WHAT IS NEEDED: Report back every line of the entries that contains "abcdefghijklmn", exactly as written.

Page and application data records
————————

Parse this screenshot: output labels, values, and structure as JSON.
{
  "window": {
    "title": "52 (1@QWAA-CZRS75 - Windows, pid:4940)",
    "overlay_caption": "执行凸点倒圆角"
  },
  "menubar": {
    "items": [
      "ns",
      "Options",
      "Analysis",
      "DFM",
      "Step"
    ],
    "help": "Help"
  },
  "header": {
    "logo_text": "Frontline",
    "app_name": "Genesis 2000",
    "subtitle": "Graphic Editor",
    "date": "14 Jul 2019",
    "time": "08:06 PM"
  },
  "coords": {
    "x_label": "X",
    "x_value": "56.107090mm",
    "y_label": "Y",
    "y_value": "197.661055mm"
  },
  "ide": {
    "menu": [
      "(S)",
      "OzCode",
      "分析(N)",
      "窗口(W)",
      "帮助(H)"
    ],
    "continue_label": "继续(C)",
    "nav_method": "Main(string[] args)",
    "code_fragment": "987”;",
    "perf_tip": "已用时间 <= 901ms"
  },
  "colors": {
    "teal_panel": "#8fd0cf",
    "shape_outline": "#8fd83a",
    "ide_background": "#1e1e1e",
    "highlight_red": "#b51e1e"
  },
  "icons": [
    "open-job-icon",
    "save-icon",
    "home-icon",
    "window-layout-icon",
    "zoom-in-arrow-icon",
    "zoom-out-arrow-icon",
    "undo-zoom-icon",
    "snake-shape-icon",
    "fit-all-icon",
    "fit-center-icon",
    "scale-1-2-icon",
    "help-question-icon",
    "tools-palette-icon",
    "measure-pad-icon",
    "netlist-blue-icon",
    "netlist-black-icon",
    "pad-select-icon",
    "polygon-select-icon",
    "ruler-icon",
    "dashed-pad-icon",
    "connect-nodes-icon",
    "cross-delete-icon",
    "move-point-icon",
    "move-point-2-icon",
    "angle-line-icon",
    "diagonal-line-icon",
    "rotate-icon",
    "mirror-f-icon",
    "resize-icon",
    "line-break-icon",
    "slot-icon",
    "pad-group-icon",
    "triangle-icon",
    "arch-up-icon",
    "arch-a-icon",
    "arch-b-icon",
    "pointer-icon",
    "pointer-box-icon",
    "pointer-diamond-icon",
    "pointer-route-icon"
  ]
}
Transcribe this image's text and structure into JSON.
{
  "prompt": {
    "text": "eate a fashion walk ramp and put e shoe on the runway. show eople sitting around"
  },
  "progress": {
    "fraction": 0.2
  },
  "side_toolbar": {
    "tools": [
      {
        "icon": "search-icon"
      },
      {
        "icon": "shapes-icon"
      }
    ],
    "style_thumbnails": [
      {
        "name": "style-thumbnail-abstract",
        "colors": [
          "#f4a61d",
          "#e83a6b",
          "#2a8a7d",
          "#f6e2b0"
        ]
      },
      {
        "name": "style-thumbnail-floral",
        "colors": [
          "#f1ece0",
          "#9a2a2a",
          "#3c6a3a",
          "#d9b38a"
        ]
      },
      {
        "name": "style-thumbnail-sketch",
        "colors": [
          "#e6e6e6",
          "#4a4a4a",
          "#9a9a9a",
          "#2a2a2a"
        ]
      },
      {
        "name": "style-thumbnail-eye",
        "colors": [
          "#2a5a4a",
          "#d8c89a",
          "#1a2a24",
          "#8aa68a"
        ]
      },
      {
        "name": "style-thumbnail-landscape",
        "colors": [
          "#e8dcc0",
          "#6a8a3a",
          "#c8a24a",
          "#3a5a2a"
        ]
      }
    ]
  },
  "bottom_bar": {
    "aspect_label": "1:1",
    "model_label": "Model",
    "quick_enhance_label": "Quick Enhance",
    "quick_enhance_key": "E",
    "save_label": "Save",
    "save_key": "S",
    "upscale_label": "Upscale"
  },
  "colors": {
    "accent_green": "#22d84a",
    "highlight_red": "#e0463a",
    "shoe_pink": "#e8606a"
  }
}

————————

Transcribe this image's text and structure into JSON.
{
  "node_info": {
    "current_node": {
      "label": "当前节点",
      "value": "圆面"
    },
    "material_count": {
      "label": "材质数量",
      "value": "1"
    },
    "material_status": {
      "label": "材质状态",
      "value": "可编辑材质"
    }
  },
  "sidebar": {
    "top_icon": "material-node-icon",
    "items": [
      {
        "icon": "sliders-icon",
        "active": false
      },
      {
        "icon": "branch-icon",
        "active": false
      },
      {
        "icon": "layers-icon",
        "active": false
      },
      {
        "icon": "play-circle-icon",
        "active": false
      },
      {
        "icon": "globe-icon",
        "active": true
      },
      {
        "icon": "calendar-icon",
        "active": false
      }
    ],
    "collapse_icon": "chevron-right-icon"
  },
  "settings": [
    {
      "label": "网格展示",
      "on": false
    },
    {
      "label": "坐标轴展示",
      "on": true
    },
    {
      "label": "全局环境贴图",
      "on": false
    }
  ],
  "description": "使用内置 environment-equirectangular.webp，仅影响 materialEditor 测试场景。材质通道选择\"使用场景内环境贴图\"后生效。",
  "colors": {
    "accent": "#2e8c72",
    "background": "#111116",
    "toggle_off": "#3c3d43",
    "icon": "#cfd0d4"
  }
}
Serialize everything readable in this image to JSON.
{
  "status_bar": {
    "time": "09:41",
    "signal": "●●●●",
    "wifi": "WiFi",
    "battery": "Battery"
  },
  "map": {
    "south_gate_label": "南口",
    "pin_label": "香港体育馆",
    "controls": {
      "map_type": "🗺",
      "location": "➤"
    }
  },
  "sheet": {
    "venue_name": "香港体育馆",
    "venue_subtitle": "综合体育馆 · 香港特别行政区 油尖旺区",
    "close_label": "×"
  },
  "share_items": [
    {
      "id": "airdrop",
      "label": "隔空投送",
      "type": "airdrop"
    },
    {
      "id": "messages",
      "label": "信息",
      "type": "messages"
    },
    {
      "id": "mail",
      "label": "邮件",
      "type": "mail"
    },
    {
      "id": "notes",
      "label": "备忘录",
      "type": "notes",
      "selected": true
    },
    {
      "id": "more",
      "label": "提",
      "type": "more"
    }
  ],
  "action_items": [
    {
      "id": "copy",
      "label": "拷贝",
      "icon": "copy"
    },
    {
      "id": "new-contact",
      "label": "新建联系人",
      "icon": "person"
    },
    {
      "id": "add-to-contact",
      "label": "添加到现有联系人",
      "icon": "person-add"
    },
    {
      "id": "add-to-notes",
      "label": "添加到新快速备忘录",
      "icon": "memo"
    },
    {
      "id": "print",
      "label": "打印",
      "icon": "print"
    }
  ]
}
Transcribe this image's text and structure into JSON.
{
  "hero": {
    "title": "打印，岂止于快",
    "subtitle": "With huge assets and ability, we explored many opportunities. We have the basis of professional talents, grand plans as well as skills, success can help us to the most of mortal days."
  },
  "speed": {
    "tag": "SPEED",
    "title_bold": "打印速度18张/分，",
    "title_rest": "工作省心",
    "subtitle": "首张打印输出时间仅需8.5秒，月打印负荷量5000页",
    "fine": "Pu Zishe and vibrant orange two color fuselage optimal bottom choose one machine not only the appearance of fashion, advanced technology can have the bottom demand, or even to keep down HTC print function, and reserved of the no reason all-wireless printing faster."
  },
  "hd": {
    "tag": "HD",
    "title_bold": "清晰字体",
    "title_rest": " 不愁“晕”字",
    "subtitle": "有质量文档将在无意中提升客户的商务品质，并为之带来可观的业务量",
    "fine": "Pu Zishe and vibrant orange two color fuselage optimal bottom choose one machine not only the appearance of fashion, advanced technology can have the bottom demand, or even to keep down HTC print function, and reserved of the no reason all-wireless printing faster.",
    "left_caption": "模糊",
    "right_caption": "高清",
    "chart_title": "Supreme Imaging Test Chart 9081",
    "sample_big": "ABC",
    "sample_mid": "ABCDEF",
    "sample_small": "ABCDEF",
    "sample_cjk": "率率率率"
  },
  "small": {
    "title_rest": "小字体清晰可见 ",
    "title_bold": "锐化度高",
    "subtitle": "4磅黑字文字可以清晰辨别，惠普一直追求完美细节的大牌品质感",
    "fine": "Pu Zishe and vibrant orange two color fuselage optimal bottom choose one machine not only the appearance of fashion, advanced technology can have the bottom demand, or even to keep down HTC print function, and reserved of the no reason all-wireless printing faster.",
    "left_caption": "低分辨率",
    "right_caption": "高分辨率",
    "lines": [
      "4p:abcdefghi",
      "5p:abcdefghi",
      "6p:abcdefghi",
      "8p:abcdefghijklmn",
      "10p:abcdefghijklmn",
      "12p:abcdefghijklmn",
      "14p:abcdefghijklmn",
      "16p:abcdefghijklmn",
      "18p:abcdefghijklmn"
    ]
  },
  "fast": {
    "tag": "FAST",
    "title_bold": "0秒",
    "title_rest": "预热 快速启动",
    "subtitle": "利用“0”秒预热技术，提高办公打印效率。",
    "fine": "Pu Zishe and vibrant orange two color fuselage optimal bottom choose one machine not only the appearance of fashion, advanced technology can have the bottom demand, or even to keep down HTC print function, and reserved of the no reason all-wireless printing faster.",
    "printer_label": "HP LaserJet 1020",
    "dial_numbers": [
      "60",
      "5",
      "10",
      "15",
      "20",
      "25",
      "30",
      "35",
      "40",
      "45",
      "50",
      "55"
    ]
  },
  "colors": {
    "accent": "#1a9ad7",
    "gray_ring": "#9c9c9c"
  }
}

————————

PROBLEM SOLUTION:
      "8p:abcdefghijklmn",
      "10p:abcdefghijklmn",
      "12p:abcdefghijklmn",
      "14p:abcdefghijklmn",
      "16p:abcdefghijklmn",
      "18p:abcdefghijklmn"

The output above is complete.